Problem requirements: Search the records for the word "media". Copy every line where it appears.

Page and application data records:

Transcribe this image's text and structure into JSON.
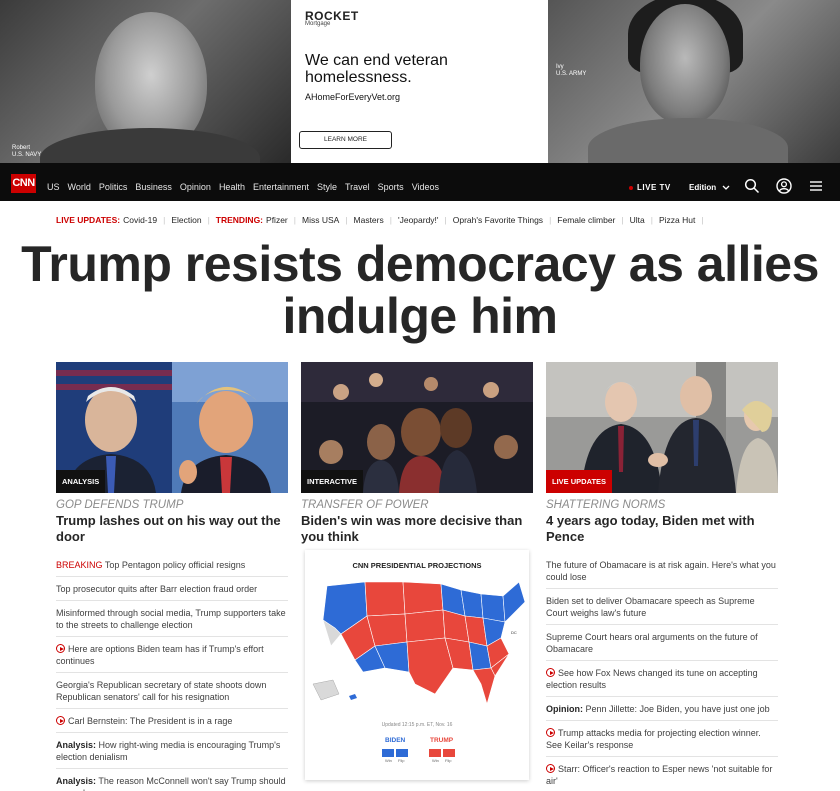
{
  "ad": {
    "brand": "ROCKET",
    "brand_sub": "Mortgage",
    "headline": "We can end veteran homelessness.",
    "url": "AHomeForEveryVet.org",
    "cta": "LEARN MORE",
    "left_caption_name": "Robert",
    "left_caption_branch": "U.S. NAVY",
    "right_caption_name": "Ivy",
    "right_caption_branch": "U.S. ARMY"
  },
  "nav": {
    "logo": "CNN",
    "links": [
      "US",
      "World",
      "Politics",
      "Business",
      "Opinion",
      "Health",
      "Entertainment",
      "Style",
      "Travel",
      "Sports",
      "Videos"
    ],
    "live_tv": "LIVE TV",
    "edition": "Edition"
  },
  "trending": {
    "live_label": "LIVE UPDATES:",
    "live_items": [
      "Covid-19",
      "Election"
    ],
    "trending_label": "TRENDING:",
    "trending_items": [
      "Pfizer",
      "Miss USA",
      "Masters",
      "'Jeopardy!'",
      "Oprah's Favorite Things",
      "Female climber",
      "Ulta",
      "Pizza Hut"
    ]
  },
  "headline": "Trump resists democracy as allies indulge him",
  "columns": [
    {
      "badge": "ANALYSIS",
      "kicker": "GOP DEFENDS TRUMP",
      "title": "Trump lashes out on his way out the door",
      "items": [
        {
          "prefix": "BREAKING",
          "text": "Top Pentagon policy official resigns"
        },
        {
          "text": "Top prosecutor quits after Barr election fraud order"
        },
        {
          "text": "Misinformed through social media, Trump supporters take to the streets to challenge election"
        },
        {
          "video": true,
          "text": "Here are options Biden team has if Trump's effort continues"
        },
        {
          "text": "Georgia's Republican secretary of state shoots down Republican senators' call for his resignation"
        },
        {
          "video": true,
          "text": "Carl Bernstein: The President is in a rage"
        },
        {
          "bold": "Analysis:",
          "text": "How right-wing media is encouraging Trump's election denialism"
        },
        {
          "bold": "Analysis:",
          "text": "The reason McConnell won't say Trump should concede"
        }
      ]
    },
    {
      "badge": "INTERACTIVE",
      "kicker": "TRANSFER OF POWER",
      "title": "Biden's win was more decisive than you think",
      "map": {
        "title": "CNN PRESIDENTIAL PROJECTIONS",
        "updated": "Updated 12:15 p.m. ET, Nov. 16",
        "biden": "BIDEN",
        "trump": "TRUMP",
        "win": "Win",
        "flip": "Flip"
      }
    },
    {
      "badge": "LIVE UPDATES",
      "kicker": "SHATTERING NORMS",
      "title": "4 years ago today, Biden met with Pence",
      "items": [
        {
          "text": "The future of Obamacare is at risk again. Here's what you could lose"
        },
        {
          "text": "Biden set to deliver Obamacare speech as Supreme Court weighs law's future"
        },
        {
          "text": "Supreme Court hears oral arguments on the future of Obamacare"
        },
        {
          "video": true,
          "text": "See how Fox News changed its tune on accepting election results"
        },
        {
          "bold": "Opinion:",
          "text": "Penn Jillette: Joe Biden, you have just one job"
        },
        {
          "video": true,
          "text": "Trump attacks media for projecting election winner. See Keilar's response"
        },
        {
          "video": true,
          "text": "Starr: Officer's reaction to Esper news 'not suitable for air'"
        }
      ]
    }
  ],
  "colors": {
    "cnn_red": "#cc0000",
    "nav_bg": "#0c0c0c",
    "biden_blue": "#2e6bd6",
    "trump_red": "#e8473c"
  },
  "icons": [
    "search-icon",
    "user-icon",
    "menu-icon",
    "chevron-down-icon",
    "play-icon"
  ]
}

Reply to the task:
          "text": "Misinformed through social media, Trump supporters take to the streets to challenge election"
          "text": "How right-wing media is encouraging Trump's election denialism"
          "text": "Trump attacks media for projecting election winner. See Keilar's response"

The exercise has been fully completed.